What are the long term effects of scarlet fever?
In general, appropriately diagnosed and treated scarlet fever results in few if any long-term effects. However, if complications develop for whatever reason, problems that include kidney damage, hepatitis, vasculitis, septicemia, congestive heart failure, and even death may occur.
How many times can you have scarlet fever?
The symptoms of scarlet fever will only develop in people susceptible to toxins produced by the streptococcus bacteria. Most children over 10 years of age will have developed immunity to these toxins. It’s possible to catch scarlet fever more than once, but this is rare.
Why is scarlet fever rare now?
The rash of scarlet fever is caused by a toxin that the strep bacteria produce. Scarlet fever once was common among children ages 2 to 10, but now it is relatively rare. The reason for this remains a mystery, especially because there has been no decrease in the number of cases of strep throat or strep skin infections.
What happens if scarlet fever goes untreated?
If you have scarlet fever and do not treat it, you’re at risk. It can lead to rheumatic fever, which can cause serious health problems. Complications are rare, but can include kidney , liver , or heart damage. You may get an ear, sinus , or skin infection, pneumonia, or arthritis .
Can scarlet fever cause problems later in life?
Long-term Health Problems Are Not Common but Can Happen Complications are rare but can occur after having scarlet fever. This can happen if the bacteria spread to other parts of the body.
Can you go blind from scarlet fever?

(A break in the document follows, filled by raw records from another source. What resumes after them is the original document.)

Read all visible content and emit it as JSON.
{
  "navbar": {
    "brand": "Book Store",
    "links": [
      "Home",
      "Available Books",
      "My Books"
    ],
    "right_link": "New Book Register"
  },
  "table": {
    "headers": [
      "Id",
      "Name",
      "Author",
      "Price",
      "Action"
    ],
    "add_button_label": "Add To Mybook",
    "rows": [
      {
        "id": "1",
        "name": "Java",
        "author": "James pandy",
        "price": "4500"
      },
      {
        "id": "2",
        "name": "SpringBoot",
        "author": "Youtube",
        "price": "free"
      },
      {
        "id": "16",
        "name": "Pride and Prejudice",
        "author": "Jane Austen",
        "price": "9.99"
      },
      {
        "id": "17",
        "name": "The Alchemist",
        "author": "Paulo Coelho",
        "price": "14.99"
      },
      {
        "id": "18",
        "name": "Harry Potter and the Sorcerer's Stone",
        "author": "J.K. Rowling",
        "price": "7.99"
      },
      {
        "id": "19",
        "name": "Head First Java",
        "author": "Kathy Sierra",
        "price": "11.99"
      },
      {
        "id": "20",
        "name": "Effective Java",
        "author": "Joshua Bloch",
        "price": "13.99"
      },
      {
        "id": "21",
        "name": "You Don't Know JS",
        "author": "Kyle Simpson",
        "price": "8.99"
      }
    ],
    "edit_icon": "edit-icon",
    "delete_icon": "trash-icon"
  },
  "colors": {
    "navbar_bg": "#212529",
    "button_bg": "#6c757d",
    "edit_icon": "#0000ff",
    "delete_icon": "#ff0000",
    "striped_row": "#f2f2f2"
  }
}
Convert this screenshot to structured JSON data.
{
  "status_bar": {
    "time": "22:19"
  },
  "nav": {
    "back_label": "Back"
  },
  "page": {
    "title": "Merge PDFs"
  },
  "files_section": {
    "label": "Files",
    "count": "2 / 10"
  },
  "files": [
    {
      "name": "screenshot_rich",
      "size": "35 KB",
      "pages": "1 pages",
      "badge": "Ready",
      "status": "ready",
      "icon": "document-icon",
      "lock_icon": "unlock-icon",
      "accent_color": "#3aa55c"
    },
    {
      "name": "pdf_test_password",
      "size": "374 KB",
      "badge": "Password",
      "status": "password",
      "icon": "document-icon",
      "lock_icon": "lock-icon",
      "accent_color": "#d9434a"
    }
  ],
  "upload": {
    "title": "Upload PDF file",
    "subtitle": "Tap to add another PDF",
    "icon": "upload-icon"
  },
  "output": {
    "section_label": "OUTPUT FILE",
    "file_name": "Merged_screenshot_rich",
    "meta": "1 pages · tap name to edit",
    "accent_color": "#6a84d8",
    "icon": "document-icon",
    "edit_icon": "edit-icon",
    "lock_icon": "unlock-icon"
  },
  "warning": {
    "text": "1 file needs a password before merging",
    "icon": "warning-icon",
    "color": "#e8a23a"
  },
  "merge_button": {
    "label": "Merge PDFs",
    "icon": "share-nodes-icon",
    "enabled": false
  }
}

The mechanism for scarlet fever causing permanent blindness is uncertain. It is conceivable that it could be a postinfectious autoimmune phenomenon, such as optic neuritis. However, there are few cases reported, of which most were temporary and some likely misattributed cases of meningitis.
Why do I keep getting scarlet fever?
Scarlet fever is caused by the same type of bacteria that cause strep throat. In scarlet fever, the bacteria release a toxin that produces the rash and red tongue. The infection spreads from person to person via droplets expelled when an infected person coughs or sneezes.
Do people still get scarlet fever?
Scarlet fever is less common now than in the past, but outbreaks still occur. The bacteria that causes strep throat is also responsible for scarlet fever. It can be successfully treated with antibiotics. The primary symptoms are a rash, a sore throat, and a fever.
How long did scarlet fever epidemic last?
Between approximately 1820 and 1880 there was a world pandemic of scarlet fever and several severe epidemics occurred in Europe and North America. It was also during this time that most physicians and those attending the sick were becoming well attuned to the diagnosis of scarlet fever, or scarlatina.
What is the mortality rate of scarlet fever?
Historically, scarlet fever resulted in death in 15-20% of those affected. However, scarlet fever is no longer associated with the deadly epidemics that made it so feared in the 1800s. Since the advent of antibiotic therapy, the mortality rate for scarlet fever has been less than 1%.
How long are you contagious with scarlet fever?
Scarlet fever lasts for around a week. You’re infectious up to 7 days before the symptoms start until 24 hours after you take the first antibiotic tablets. People who do not take antibiotics can be infectious for 2 to 3 weeks after symptoms start.
Is Scarlet Fever back 2020?
Scarlet fever, a historic disease, is making a comeback in a select few countries and scientists are unsure why. Whether or not this trend will continue into 2020 remains to be seen, but affected countries and the public health community should rally to address this re-emerging threat head on.